» **MATERIAL SUPPLIED**:
***
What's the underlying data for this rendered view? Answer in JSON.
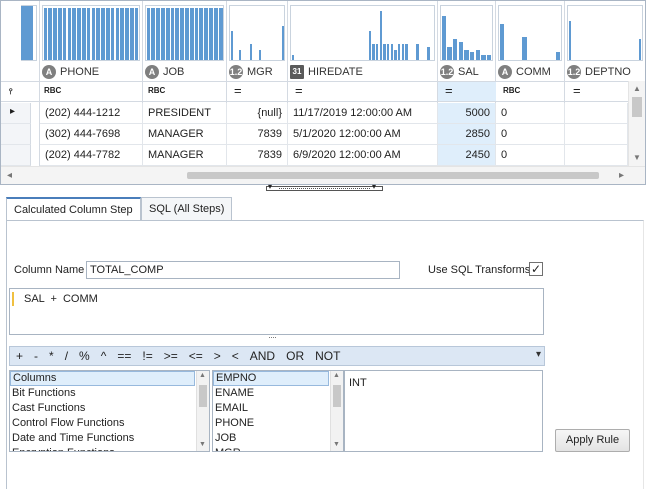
{
  "grid": {
    "columns": [
      {
        "name": "",
        "type_icon": ""
      },
      {
        "name": "PHONE",
        "type_icon": "A"
      },
      {
        "name": "JOB",
        "type_icon": "A"
      },
      {
        "name": "MGR",
        "type_icon": "1.2"
      },
      {
        "name": "HIREDATE",
        "type_icon": "31"
      },
      {
        "name": "SAL",
        "type_icon": "1.2"
      },
      {
        "name": "COMM",
        "type_icon": "A"
      },
      {
        "name": "DEPTNO",
        "type_icon": "1.2"
      }
    ],
    "filter_icons": {
      "text": "RBC",
      "equals": "="
    },
    "rows": [
      {
        "phone": "(202) 444-1212",
        "job": "PRESIDENT",
        "mgr": "{null}",
        "hiredate": "11/17/2019 12:00:00 AM",
        "sal": "5000",
        "comm": "0",
        "deptno": ""
      },
      {
        "phone": "(302) 444-7698",
        "job": "MANAGER",
        "mgr": "7839",
        "hiredate": "5/1/2020 12:00:00 AM",
        "sal": "2850",
        "comm": "0",
        "deptno": ""
      },
      {
        "phone": "(202) 444-7782",
        "job": "MANAGER",
        "mgr": "7839",
        "hiredate": "6/9/2020 12:00:00 AM",
        "sal": "2450",
        "comm": "0",
        "deptno": ""
      }
    ],
    "current_row_marker": "▸",
    "bar_color": "#5f9ad2",
    "highlight_color": "#dfeefb"
  },
  "tabs": [
    {
      "label": "Calculated Column Step",
      "active": true
    },
    {
      "label": "SQL (All Steps)",
      "active": false
    }
  ],
  "form": {
    "column_name_label": "Column Name",
    "column_name_value": "TOTAL_COMP",
    "use_sql_transforms_label": "Use SQL Transforms",
    "use_sql_transforms_checked": "✓",
    "expression_tokens": [
      "SAL",
      "+",
      "COMM"
    ]
  },
  "operators": [
    "+",
    "-",
    "*",
    "/",
    "%",
    "^",
    "==",
    "!=",
    ">=",
    "<=",
    ">",
    "<",
    "AND",
    "OR",
    "NOT"
  ],
  "categories": [
    "Columns",
    "Bit Functions",
    "Cast Functions",
    "Control Flow Functions",
    "Date and Time Functions",
    "Encryption Functions"
  ],
  "selected_category": "Columns",
  "fields": [
    "EMPNO",
    "ENAME",
    "EMAIL",
    "PHONE",
    "JOB",
    "MGR"
  ],
  "selected_field": "EMPNO",
  "field_type": "INT",
  "apply_button_label": "Apply Rule",
  "icons": {
    "collapse": "▾",
    "scroll_up": "▲",
    "scroll_down": "▼",
    "scroll_left": "◂",
    "scroll_right": "▸",
    "splitter_grip": "····"
  }
}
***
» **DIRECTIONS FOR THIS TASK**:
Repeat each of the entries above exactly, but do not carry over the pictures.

» **PROBLEM SOLUTION**:
What's the underlying data for this rendered view? Answer in JSON.
{
  "grid": {
    "columns": [
      {
        "name": "",
        "type_icon": ""
      },
      {
        "name": "PHONE",
        "type_icon": "A"
      },
      {
        "name": "JOB",
        "type_icon": "A"
      },
      {
        "name": "MGR",
        "type_icon": "1.2"
      },
      {
        "name": "HIREDATE",
        "type_icon": "31"
      },
      {
        "name": "SAL",
        "type_icon": "1.2"
      },
      {
        "name": "COMM",
        "type_icon": "A"
      },
      {
        "name": "DEPTNO",
        "type_icon": "1.2"
      }
    ],
    "filter_icons": {
      "text": "RBC",
      "equals": "="
    },
    "rows": [
      {
        "phone": "(202) 444-1212",
        "job": "PRESIDENT",
        "mgr": "{null}",
        "hiredate": "11/17/2019 12:00:00 AM",
        "sal": "5000",
        "comm": "0",
        "deptno": ""
      },
      {
        "phone": "(302) 444-7698",
        "job": "MANAGER",
        "mgr": "7839",
        "hiredate": "5/1/2020 12:00:00 AM",
        "sal": "2850",
        "comm": "0",
        "deptno": ""
      },
      {
        "phone": "(202) 444-7782",
        "job": "MANAGER",
        "mgr": "7839",
        "hiredate": "6/9/2020 12:00:00 AM",
        "sal": "2450",
        "comm": "0",
        "deptno": ""
      }
    ],
    "current_row_marker": "▸",
    "bar_color": "#5f9ad2",
    "highlight_color": "#dfeefb"
  },
  "tabs": [
    {
      "label": "Calculated Column Step",
      "active": true
    },
    {
      "label": "SQL (All Steps)",
      "active": false
    }
  ],
  "form": {
    "column_name_label": "Column Name",
    "column_name_value": "TOTAL_COMP",
    "use_sql_transforms_label": "Use SQL Transforms",
    "use_sql_transforms_checked": "✓",
    "expression_tokens": [
      "SAL",
      "+",
      "COMM"
    ]
  },
  "operators": [
    "+",
    "-",
    "*",
    "/",
    "%",
    "^",
    "==",
    "!=",
    ">=",
    "<=",
    ">",
    "<",
    "AND",
    "OR",
    "NOT"
  ],
  "categories": [
    "Columns",
    "Bit Functions",
    "Cast Functions",
    "Control Flow Functions",
    "Date and Time Functions",
    "Encryption Functions"
  ],
  "selected_category": "Columns",
  "fields": [
    "EMPNO",
    "ENAME",
    "EMAIL",
    "PHONE",
    "JOB",
    "MGR"
  ],
  "selected_field": "EMPNO",
  "field_type": "INT",
  "apply_button_label": "Apply Rule",
  "icons": {
    "collapse": "▾",
    "scroll_up": "▲",
    "scroll_down": "▼",
    "scroll_left": "◂",
    "scroll_right": "▸",
    "splitter_grip": "····"
  }
}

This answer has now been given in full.